Whatever the number actually was, USAID turned out to be far less of a primary care provider than a militant contraceptive/sterilization pusher. The numbers of women permanently scarred and broken from their campaign remains unknown, but undoubtedly it remains tragically high. PRI’s report concluded that “unfortunately, in Central Asia, deliverables to USAID will include much more than pounds of useless reports and wasted monies. Permanently sterilized women and victims (including deaths) from Norplant, Depo-Provera, IUDs and birth control pills will also be delivered up by USAID’s population control henchmen.”
To this day, USAID has a presence in Uzbekistan, albeit a more restrained one. Their FY 2011 Congressional budget justification allocates about $12 million for use in that country, including $146,000 on “reproductive health.”
Which brings us to this year’s news about massive sterilizations. It seems clear that, even if USAID is no longer directly involved with sterilizing tens of thousands of women, their legacy lives on. It is highly doubtful that a nation like Uzbekistan, emerging from the murk of Soviet oppression and being only lightly populated, would prioritize population control in this way. And yet, it mysteriously continues to do so.

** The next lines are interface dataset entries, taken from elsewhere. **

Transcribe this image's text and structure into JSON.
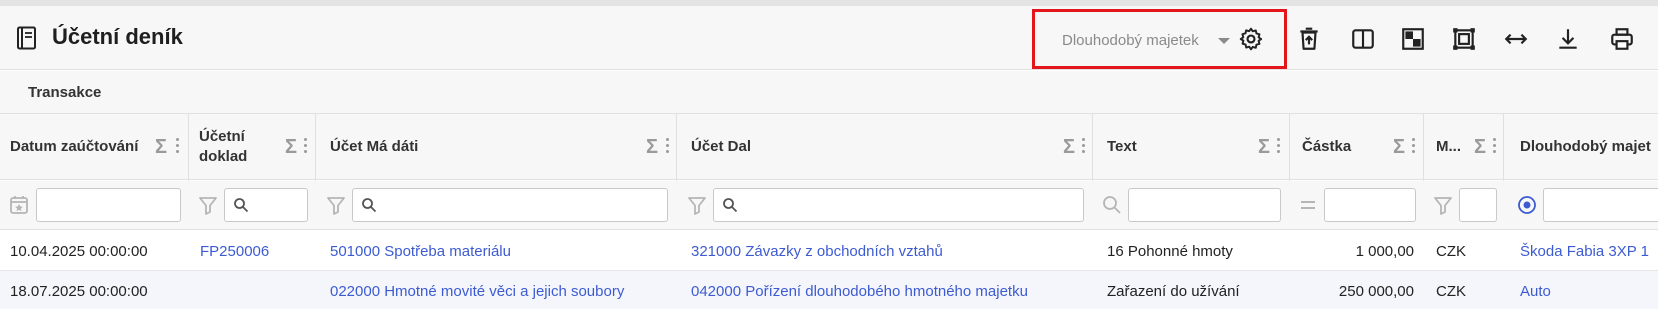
{
  "header": {
    "title": "Účetní deník",
    "title_icon": "book-icon",
    "selected_view": "Dlouhodobý majetek",
    "toolbar_icons": [
      "gear-icon",
      "delete-upload-icon",
      "split-columns-icon",
      "checker-icon",
      "fit-screen-icon",
      "expand-horizontal-icon",
      "download-icon",
      "print-icon"
    ],
    "highlight_color": "#e3161c"
  },
  "tabs": [
    "Transakce"
  ],
  "columns": [
    {
      "label": "Datum zaúčtování",
      "filter_icon": "calendar-icon"
    },
    {
      "label": "Účetní doklad",
      "filter_icon": "filter-icon"
    },
    {
      "label": "Účet Má dáti",
      "filter_icon": "filter-icon"
    },
    {
      "label": "Účet Dal",
      "filter_icon": "filter-icon"
    },
    {
      "label": "Text",
      "filter_icon": "search-icon"
    },
    {
      "label": "Částka",
      "filter_icon": "equals-icon"
    },
    {
      "label": "M...",
      "filter_icon": "filter-icon"
    },
    {
      "label": "Dlouhodobý majet",
      "filter_icon": "radio-icon"
    }
  ],
  "rows": [
    [
      "10.04.2025 00:00:00",
      "FP250006",
      "501000 Spotřeba materiálu",
      "321000 Závazky z obchodních vztahů",
      "16 Pohonné hmoty",
      "1 000,00",
      "CZK",
      "Škoda Fabia 3XP 1"
    ],
    [
      "18.07.2025 00:00:00",
      "",
      "022000 Hmotné movité věci a jejich soubory",
      "042000 Pořízení dlouhodobého hmotného majetku",
      "Zařazení do užívání",
      "250 000,00",
      "CZK",
      "Auto"
    ]
  ],
  "colors": {
    "link": "#3d5bd1",
    "header_bg": "#f7f7f7",
    "alt_row_bg": "#f4f6fb"
  }
}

And worse, there is practically no public outcry in the West. Organizations like USAID count on their own silence, and the brevity of the public consciousness, to make these human rights scandals go quietly into the night. Rarely is there any press fanfare, or any collective public outrage.
The rationale is simple: if overpopulation is an issue, then the suffering of thousands is just collateral damage for the cause of saving the planet. And, as far as many of these groups are concerned, the sterilization of the faceless, nameless poor in faraway lands is an acceptable alternative to visiting the same measures upon women in the West.
Which brings us back to the core of the matter: that “overpopulation” is just another way to say “poor people,” and “reproductive health” is often just another way to say “ethnic cleansing.”